A month ago the candidates were tied at 40% each.
Nationally, interest in the race has been strong among political junkies but modest among the general public. Most (57%) Americans have no opinion about Lamont. However, Democratic strategists may have cause for concern about perceptions of Lamont among independent and unaffiliated Americans.
In Connecticut, 57% of the state's voters view Lieberman as politically moderate while 51% see Lamont as liberal.
Half (52%) of Lamont voters believe Bush should be impeached and removed from office. Just 15% of Lieberman voters share that view.
Overall, 55% of Connecticut voters trust Lieberman more than Lamont when it comes to the War on Terror. Thirty-one percent (31%) trust Lamont.
Thirty-one percent (31%) have a Very Favorable opinion of Lieberman, 18% Very Unfavorable.
For Lamont, the numbers are 19% Very Favorable, 23% Very Unfavorable.
Lieberman still attracts 35% of votes from Democrats. Lamont will have to find a way to trim that number without alienating unaffiliated voters. Lieberman is viewed at least somewhat favorably by 65% of unaffiliated voters compared to 49% for Lamont.

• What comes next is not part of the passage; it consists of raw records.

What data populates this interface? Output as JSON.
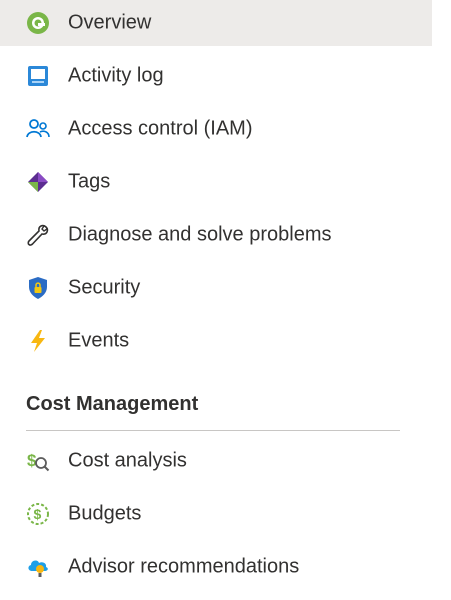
{
  "nav": {
    "items": [
      {
        "label": "Overview",
        "icon": "overview-icon",
        "selected": true
      },
      {
        "label": "Activity log",
        "icon": "activity-log-icon"
      },
      {
        "label": "Access control (IAM)",
        "icon": "people-icon"
      },
      {
        "label": "Tags",
        "icon": "tag-icon"
      },
      {
        "label": "Diagnose and solve problems",
        "icon": "wrench-icon"
      },
      {
        "label": "Security",
        "icon": "shield-icon"
      },
      {
        "label": "Events",
        "icon": "lightning-icon"
      }
    ],
    "cost_section": {
      "title": "Cost Management",
      "items": [
        {
          "label": "Cost analysis",
          "icon": "cost-analysis-icon"
        },
        {
          "label": "Budgets",
          "icon": "budget-icon"
        },
        {
          "label": "Advisor recommendations",
          "icon": "advisor-icon"
        }
      ]
    }
  },
  "colors": {
    "selected_bg": "#edebe9",
    "text": "#323130",
    "divider": "#c8c6c4"
  }
}
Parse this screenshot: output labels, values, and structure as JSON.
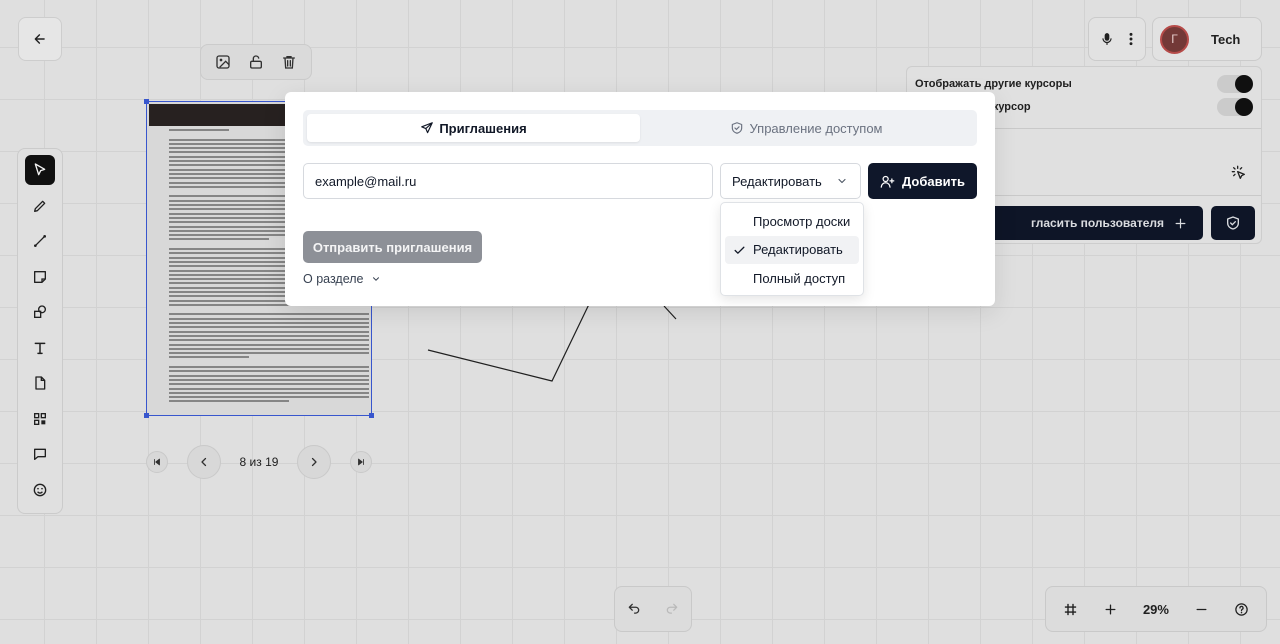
{
  "canvas": {
    "pager": {
      "text": "8 из 19"
    }
  },
  "header": {
    "user": {
      "avatar_initial": "Г",
      "name": "Tech"
    }
  },
  "settings_panel": {
    "show_cursors_label": "Отображать другие курсоры",
    "my_cursor_label": "й курсор",
    "invite_user_label": "гласить пользователя"
  },
  "zoom": {
    "level": "29%"
  },
  "modal": {
    "tabs": [
      {
        "label": "Приглашения",
        "icon": "send-icon",
        "active": true
      },
      {
        "label": "Управление доступом",
        "icon": "shield-check-icon",
        "active": false
      }
    ],
    "email": {
      "value": "example@mail.ru"
    },
    "role_select": {
      "value": "Редактировать"
    },
    "add_button": {
      "label": "Добавить"
    },
    "send_button": {
      "label": "Отправить приглашения"
    },
    "about_link": {
      "label": "О разделе"
    },
    "role_options": [
      {
        "label": "Просмотр доски",
        "selected": false
      },
      {
        "label": "Редактировать",
        "selected": true
      },
      {
        "label": "Полный доступ",
        "selected": false
      }
    ]
  }
}
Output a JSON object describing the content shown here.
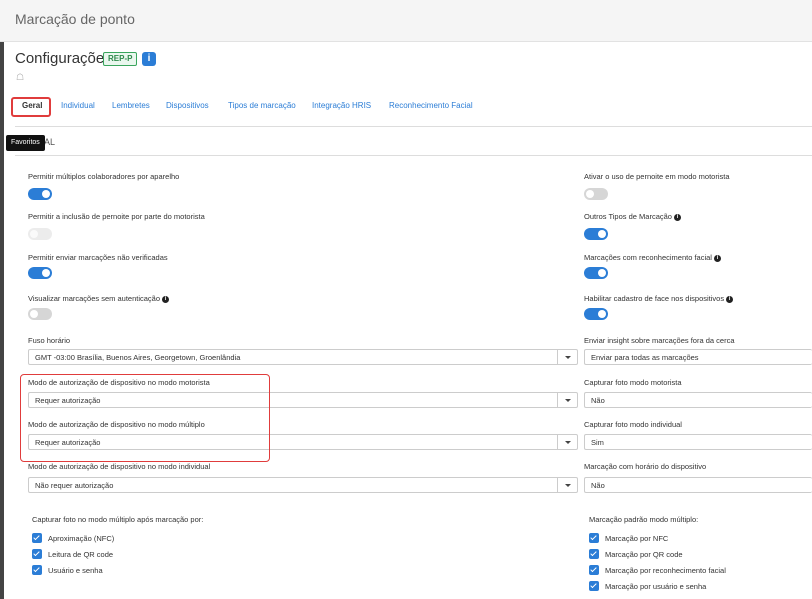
{
  "header": {
    "title": "Marcação de ponto"
  },
  "page": {
    "heading": "Configurações",
    "badge": "REP-P",
    "info": "i",
    "home_icon": "home-icon"
  },
  "tabs": [
    {
      "label": "Geral",
      "active": true
    },
    {
      "label": "Individual"
    },
    {
      "label": "Lembretes"
    },
    {
      "label": "Dispositivos"
    },
    {
      "label": "Tipos de marcação"
    },
    {
      "label": "Integração HRIS"
    },
    {
      "label": "Reconhecimento Facial"
    }
  ],
  "tooltip": "Favoritos",
  "section": "AL",
  "left_toggles": [
    {
      "label": "Permitir múltiplos colaboradores por aparelho",
      "state": "on"
    },
    {
      "label": "Permitir a inclusão de pernoite por parte do motorista",
      "state": "disabled"
    },
    {
      "label": "Permitir enviar marcações não verificadas",
      "state": "on"
    },
    {
      "label": "Visualizar marcações sem autenticação",
      "state": "off",
      "info": true
    }
  ],
  "right_toggles": [
    {
      "label": "Ativar o uso de pernoite em modo motorista",
      "state": "off"
    },
    {
      "label": "Outros Tipos de Marcação",
      "state": "on",
      "info": true
    },
    {
      "label": "Marcações com reconhecimento facial",
      "state": "on",
      "info": true
    },
    {
      "label": "Habilitar cadastro de face nos dispositivos",
      "state": "on",
      "info": true
    }
  ],
  "left_selects": [
    {
      "label": "Fuso horário",
      "value": "GMT -03:00 Brasília, Buenos Aires, Georgetown, Groenlândia"
    },
    {
      "label": "Modo de autorização de dispositivo no modo motorista",
      "value": "Requer autorização"
    },
    {
      "label": "Modo de autorização de dispositivo no modo múltiplo",
      "value": "Requer autorização"
    },
    {
      "label": "Modo de autorização de dispositivo no modo individual",
      "value": "Não requer autorização"
    }
  ],
  "right_selects": [
    {
      "label": "Enviar insight sobre marcações fora da cerca",
      "value": "Enviar para todas as marcações"
    },
    {
      "label": "Capturar foto modo motorista",
      "value": "Não"
    },
    {
      "label": "Capturar foto modo individual",
      "value": "Sim"
    },
    {
      "label": "Marcação com horário do dispositivo",
      "value": "Não"
    }
  ],
  "left_checks": {
    "title": "Capturar foto no modo múltiplo após marcação por:",
    "items": [
      "Aproximação (NFC)",
      "Leitura de QR code",
      "Usuário e senha"
    ]
  },
  "right_checks": {
    "title": "Marcação padrão modo múltiplo:",
    "items": [
      "Marcação por NFC",
      "Marcação por QR code",
      "Marcação por reconhecimento facial",
      "Marcação por usuário e senha"
    ]
  },
  "colors": {
    "accent": "#2b7dd6",
    "highlight": "#e03c3c",
    "badge": "#3aa55d"
  }
}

The Connecticut Senate race is shaping up as one of the more interesting in the nation this year.